Arianna Vedaschi and Chiara Graziani

Before the outbreak of the terrorist threat in 2001, Blackstone’s claim that “every right when withheld must have a remedy, and every injury its proper redress” could be considered as a well-established certainty in democratic countries. Yet the practice of extraordinary renditions (ERs) shows that international terrorism puts even such an apparently self-evident principle under stress. 

Read More

30 years of the Constitution and the Brazilian Presidential Election: The Challenge of Preserving Democracy

30 years of the Constitution and the Brazilian Presidential Election: The Challenge of Preserving Democracy

Manuelita Hermes Rosa Oliveira Filha
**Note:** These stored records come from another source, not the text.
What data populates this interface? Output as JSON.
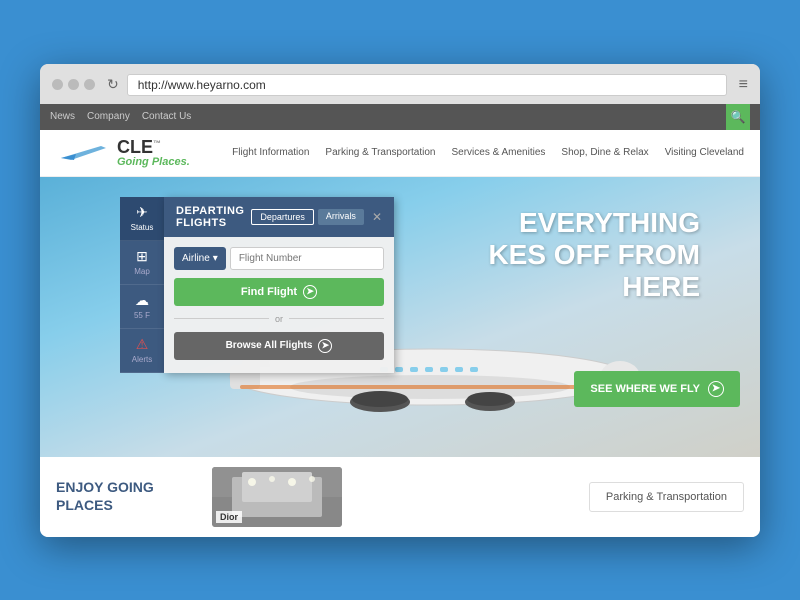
{
  "browser": {
    "url": "http://www.heyarno.com",
    "dots": [
      "dot1",
      "dot2",
      "dot3"
    ]
  },
  "topnav": {
    "links": [
      "News",
      "Company",
      "Contact Us"
    ],
    "search_label": "🔍"
  },
  "mainnav": {
    "logo_cle": "CLE",
    "logo_tm": "™",
    "logo_tagline": "Going Places.",
    "links": [
      "Flight Information",
      "Parking & Transportation",
      "Services & Amenities",
      "Shop, Dine & Relax",
      "Visiting Cleveland"
    ]
  },
  "hero": {
    "line1": "EVERYTHING",
    "line2": "KES OFF FROM",
    "line3": "HERE"
  },
  "sidebar": {
    "items": [
      {
        "icon": "✈",
        "label": "Status"
      },
      {
        "icon": "🗺",
        "label": "Map"
      },
      {
        "icon": "🌤",
        "label": "55 F"
      },
      {
        "icon": "⚠",
        "label": "Alerts"
      }
    ]
  },
  "flight_panel": {
    "title": "DEPARTING FLIGHTS",
    "tab_departures": "Departures",
    "tab_arrivals": "Arrivals",
    "airline_label": "Airline",
    "flight_number_placeholder": "Flight Number",
    "find_button": "Find Flight",
    "or_text": "or",
    "browse_button": "Browse All Flights"
  },
  "see_fly": {
    "label": "SEE WHERE WE FLY"
  },
  "bottom": {
    "enjoy_title": "ENJOY GOING\nPLACES",
    "dior_label": "Dior",
    "parking_label": "Parking & Transportation"
  },
  "colors": {
    "blue": "#3d5a80",
    "green": "#5cb85c",
    "gray": "#666666",
    "bg_blue": "#3a8fd1"
  }
}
After celebrating the thirtieth anniversary of the Constitution, approved in 1988, there was a very big task for the Brazilians: elect a new President. This was the challenge the country faced a few days ago. This is no ordinary election: the president-elect, Jair Bolsonaro, has raised concerns of a collapse of democracy. 

Read More

Part I: What Being Left Behind by the Rule of Law Feels Like

Part I: What Being Left Behind by the Rule of Law Feels Like

Renáta Uitz

On October 25, 2018 Central European University (CEU) made international news again. President and Rector Michael Ignatieff announced that CEU is moving to Vienna, unless the Hungarian government makes progress by December 1, 2018 on the international agreement it is meant to sign with the State of New York under Hungarian law.

In the last few hours many readers of this blog, friends and colleagues, took to asking how I felt about this. Disappointed, frustrated – but most of all: betrayed.

Read More

Paradise Lost? Preliminary Notes on a Constitutional Coup

Paradise Lost? Preliminary Notes on a Constitutional Coup

Asanga Welikala

Editors’ Note: This text is a cross-post from Groundviews and was published on 27 October 2018. The original text can be viewed here.

There were three dramatic announcements on the evening of Friday 26th October 2018 from the Presidential Secretariat: (a) the announcement of the withdrawal of the UPFA from the government; (b) the swearing-in of Mahinda Rajapaksa before President Maithripala Sirisena as the Prime Minister; and (c) removal of Prime Minister Ranil Wickremesinghe from office.

Read More